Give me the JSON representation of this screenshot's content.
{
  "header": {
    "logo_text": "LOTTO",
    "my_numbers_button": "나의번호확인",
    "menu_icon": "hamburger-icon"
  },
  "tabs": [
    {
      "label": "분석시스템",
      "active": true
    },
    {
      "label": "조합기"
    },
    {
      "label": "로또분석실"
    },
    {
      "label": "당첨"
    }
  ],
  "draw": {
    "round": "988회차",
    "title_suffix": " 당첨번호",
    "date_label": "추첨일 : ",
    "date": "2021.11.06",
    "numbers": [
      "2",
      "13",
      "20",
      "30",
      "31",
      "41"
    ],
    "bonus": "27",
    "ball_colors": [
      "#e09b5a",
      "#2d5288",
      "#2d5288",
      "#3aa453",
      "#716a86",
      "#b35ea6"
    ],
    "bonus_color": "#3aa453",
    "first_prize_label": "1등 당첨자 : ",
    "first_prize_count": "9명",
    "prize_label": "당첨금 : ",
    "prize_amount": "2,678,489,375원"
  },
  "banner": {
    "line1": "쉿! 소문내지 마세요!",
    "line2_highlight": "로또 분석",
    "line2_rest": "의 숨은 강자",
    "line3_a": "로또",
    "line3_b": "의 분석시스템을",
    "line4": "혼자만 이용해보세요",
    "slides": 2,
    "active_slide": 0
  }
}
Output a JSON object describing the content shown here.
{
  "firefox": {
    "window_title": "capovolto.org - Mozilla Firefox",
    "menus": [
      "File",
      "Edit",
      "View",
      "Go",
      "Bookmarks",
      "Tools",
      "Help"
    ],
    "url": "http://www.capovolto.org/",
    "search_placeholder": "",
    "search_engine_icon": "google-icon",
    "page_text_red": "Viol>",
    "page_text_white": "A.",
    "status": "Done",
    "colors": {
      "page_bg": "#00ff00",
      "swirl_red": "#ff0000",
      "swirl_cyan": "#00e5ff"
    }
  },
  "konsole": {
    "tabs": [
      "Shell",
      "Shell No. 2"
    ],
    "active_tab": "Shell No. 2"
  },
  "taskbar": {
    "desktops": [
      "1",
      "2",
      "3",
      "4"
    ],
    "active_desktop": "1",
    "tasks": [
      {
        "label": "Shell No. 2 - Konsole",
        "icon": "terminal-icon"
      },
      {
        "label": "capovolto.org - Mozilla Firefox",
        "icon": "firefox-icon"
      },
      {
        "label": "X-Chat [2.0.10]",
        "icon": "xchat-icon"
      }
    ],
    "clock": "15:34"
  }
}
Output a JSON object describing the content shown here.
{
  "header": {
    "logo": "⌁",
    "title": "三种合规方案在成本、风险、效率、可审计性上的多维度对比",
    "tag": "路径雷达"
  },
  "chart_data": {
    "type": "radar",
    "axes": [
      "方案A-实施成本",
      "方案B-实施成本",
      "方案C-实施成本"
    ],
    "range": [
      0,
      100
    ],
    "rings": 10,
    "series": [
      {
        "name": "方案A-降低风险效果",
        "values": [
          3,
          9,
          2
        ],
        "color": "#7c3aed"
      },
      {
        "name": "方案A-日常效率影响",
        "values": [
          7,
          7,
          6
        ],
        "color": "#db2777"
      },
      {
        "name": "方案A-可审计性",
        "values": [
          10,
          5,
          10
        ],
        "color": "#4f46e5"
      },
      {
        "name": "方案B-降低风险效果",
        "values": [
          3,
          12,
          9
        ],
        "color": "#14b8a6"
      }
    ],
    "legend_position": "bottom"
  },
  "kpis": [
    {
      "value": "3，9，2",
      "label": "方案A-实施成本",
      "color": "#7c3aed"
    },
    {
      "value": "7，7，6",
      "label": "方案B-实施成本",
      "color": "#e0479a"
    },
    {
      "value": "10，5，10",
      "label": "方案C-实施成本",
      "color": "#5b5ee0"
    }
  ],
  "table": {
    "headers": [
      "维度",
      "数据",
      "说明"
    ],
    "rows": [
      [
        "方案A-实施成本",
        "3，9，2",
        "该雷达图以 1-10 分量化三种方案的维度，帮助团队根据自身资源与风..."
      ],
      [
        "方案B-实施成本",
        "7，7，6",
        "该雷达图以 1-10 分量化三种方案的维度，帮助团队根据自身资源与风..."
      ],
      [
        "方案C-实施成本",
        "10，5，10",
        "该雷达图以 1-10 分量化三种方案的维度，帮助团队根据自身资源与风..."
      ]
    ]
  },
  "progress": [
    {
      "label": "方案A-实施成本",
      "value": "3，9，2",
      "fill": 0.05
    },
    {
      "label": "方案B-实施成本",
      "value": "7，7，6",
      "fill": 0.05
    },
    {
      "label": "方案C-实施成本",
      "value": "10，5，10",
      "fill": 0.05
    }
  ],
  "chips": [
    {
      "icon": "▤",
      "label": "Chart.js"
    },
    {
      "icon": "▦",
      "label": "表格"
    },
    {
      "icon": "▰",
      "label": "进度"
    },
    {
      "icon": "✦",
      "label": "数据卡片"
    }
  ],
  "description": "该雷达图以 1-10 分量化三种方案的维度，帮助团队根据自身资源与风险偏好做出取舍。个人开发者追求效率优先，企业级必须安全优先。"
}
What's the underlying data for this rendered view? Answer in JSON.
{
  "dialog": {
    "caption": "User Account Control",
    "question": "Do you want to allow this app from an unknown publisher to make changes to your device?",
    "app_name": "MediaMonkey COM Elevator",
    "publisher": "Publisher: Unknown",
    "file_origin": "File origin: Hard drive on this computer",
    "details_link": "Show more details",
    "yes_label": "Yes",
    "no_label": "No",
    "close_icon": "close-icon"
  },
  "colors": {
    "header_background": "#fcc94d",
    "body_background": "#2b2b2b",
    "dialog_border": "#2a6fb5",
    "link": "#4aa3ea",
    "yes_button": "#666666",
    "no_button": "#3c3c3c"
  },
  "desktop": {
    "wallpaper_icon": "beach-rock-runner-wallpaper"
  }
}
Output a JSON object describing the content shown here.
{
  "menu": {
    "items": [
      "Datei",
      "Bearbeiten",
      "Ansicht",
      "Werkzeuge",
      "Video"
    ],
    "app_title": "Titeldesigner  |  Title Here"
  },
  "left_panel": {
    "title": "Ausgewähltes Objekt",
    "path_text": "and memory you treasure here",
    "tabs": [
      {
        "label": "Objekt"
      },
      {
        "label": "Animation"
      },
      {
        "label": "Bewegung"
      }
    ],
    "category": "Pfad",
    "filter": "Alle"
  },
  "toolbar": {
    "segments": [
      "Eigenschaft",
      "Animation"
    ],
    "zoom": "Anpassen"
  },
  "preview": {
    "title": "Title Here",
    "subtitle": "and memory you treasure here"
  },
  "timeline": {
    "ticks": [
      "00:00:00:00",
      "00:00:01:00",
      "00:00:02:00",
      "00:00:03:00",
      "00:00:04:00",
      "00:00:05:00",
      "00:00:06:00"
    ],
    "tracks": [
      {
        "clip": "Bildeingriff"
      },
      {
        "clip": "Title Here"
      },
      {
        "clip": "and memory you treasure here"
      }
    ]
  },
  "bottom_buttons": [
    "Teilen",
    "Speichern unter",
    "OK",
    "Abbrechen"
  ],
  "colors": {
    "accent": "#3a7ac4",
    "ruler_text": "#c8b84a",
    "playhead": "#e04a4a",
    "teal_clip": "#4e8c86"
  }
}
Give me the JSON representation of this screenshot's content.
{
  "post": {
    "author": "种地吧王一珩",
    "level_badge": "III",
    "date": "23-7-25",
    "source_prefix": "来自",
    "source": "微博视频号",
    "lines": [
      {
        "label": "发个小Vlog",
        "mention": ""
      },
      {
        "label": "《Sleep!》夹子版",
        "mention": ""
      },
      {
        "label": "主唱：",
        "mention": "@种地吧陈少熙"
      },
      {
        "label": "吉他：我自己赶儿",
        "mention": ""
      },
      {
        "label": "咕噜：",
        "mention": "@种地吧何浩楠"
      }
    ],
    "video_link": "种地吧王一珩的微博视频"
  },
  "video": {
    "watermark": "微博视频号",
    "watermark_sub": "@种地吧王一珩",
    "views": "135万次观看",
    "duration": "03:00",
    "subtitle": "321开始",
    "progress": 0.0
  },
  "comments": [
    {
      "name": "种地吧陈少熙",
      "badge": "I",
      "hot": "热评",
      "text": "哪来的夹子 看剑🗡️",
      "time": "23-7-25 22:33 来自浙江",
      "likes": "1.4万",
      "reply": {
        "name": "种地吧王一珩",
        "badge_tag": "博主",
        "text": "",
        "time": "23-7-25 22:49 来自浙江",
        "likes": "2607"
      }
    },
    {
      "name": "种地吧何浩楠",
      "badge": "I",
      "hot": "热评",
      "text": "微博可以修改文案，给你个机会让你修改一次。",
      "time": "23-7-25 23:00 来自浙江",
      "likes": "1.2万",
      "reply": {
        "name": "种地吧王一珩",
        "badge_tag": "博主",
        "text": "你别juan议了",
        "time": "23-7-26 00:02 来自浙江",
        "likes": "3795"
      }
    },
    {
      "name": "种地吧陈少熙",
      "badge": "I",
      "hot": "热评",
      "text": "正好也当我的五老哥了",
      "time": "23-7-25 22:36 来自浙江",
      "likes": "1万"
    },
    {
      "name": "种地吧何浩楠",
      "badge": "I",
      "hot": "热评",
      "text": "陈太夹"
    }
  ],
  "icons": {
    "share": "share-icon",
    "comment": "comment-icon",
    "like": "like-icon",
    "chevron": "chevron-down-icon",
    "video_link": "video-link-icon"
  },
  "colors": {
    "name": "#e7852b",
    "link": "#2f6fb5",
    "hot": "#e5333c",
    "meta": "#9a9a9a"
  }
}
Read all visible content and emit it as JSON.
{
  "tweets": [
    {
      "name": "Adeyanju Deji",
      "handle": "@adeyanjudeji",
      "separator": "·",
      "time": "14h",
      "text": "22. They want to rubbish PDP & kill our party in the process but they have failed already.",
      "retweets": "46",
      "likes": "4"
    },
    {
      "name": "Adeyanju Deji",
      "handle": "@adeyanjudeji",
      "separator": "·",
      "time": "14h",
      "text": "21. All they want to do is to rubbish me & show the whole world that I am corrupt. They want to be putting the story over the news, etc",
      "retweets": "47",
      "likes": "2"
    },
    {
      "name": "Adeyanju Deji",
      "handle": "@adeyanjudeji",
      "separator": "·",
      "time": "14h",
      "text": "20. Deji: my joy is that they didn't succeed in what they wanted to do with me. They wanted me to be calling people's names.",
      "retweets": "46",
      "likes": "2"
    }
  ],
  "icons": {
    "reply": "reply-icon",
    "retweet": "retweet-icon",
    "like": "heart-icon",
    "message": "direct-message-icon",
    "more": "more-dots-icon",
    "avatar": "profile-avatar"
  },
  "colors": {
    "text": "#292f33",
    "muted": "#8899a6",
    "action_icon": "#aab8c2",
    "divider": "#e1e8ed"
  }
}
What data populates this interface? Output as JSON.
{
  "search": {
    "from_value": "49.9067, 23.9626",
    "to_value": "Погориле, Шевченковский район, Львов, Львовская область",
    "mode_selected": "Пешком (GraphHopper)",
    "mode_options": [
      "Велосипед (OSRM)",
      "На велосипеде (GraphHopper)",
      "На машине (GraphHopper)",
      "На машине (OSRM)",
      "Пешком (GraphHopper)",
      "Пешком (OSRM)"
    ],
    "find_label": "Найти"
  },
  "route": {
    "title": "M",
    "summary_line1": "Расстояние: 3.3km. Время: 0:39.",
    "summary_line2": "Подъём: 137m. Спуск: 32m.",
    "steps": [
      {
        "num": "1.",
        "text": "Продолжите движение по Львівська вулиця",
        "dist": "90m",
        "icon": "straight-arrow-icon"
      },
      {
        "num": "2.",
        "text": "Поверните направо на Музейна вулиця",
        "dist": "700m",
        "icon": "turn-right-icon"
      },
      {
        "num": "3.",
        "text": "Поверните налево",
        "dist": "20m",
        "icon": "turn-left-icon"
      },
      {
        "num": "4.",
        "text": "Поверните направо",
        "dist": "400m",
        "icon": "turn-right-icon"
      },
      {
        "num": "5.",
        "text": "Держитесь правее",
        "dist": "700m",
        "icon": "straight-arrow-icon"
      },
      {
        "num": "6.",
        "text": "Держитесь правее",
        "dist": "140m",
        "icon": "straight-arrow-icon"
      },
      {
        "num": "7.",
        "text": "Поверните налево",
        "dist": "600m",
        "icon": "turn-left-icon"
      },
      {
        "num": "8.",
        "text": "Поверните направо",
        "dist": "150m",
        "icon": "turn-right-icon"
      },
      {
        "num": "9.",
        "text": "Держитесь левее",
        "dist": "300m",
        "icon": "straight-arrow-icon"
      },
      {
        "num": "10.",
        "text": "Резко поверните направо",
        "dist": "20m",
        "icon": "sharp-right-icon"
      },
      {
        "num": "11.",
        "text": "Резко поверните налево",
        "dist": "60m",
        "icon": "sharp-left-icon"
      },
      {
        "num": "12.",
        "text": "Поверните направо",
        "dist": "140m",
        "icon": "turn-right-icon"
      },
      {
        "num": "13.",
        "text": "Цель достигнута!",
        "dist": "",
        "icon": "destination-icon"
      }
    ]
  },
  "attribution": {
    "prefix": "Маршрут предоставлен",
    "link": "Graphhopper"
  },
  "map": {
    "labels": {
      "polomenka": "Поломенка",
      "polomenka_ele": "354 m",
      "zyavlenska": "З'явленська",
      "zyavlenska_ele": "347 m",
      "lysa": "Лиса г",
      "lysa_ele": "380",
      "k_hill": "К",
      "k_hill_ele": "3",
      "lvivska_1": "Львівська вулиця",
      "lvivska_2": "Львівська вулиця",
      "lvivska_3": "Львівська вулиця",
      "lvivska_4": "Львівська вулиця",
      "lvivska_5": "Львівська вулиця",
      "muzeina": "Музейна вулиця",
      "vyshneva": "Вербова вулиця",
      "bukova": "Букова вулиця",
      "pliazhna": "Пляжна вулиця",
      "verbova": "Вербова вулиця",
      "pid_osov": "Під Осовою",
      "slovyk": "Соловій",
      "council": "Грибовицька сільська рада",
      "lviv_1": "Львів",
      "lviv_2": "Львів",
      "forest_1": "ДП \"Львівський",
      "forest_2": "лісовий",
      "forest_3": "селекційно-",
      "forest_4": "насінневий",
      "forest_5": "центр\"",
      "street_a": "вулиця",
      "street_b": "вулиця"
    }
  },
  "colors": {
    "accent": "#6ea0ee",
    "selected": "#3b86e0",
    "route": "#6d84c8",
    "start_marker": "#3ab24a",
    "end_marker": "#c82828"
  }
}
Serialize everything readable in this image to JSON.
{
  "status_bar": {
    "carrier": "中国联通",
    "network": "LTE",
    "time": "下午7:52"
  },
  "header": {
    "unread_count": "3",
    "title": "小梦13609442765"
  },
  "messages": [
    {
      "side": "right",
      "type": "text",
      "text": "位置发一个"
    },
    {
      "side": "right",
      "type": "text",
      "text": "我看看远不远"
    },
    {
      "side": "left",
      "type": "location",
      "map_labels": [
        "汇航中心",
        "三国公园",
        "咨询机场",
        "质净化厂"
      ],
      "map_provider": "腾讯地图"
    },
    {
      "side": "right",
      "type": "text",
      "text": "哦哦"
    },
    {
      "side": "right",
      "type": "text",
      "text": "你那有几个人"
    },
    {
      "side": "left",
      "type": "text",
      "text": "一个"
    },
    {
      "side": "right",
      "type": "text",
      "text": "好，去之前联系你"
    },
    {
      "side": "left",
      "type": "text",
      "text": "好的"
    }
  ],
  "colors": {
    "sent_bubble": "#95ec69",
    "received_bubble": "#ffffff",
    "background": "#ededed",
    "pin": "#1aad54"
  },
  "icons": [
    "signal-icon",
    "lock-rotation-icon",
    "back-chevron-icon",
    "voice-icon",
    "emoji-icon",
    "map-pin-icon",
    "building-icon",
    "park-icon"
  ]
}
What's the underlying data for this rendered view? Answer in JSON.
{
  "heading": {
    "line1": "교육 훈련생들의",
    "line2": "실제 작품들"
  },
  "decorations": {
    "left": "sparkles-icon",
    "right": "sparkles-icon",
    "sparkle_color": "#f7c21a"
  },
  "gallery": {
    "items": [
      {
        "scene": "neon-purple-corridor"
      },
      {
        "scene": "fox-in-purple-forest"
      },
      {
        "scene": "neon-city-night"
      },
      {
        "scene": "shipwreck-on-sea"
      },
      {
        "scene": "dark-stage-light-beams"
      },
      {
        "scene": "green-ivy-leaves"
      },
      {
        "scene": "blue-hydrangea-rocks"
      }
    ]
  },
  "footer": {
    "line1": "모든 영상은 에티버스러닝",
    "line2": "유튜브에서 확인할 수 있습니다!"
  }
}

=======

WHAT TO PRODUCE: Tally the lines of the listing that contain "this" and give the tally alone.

RESPONSE TO THE EXERCISE: 8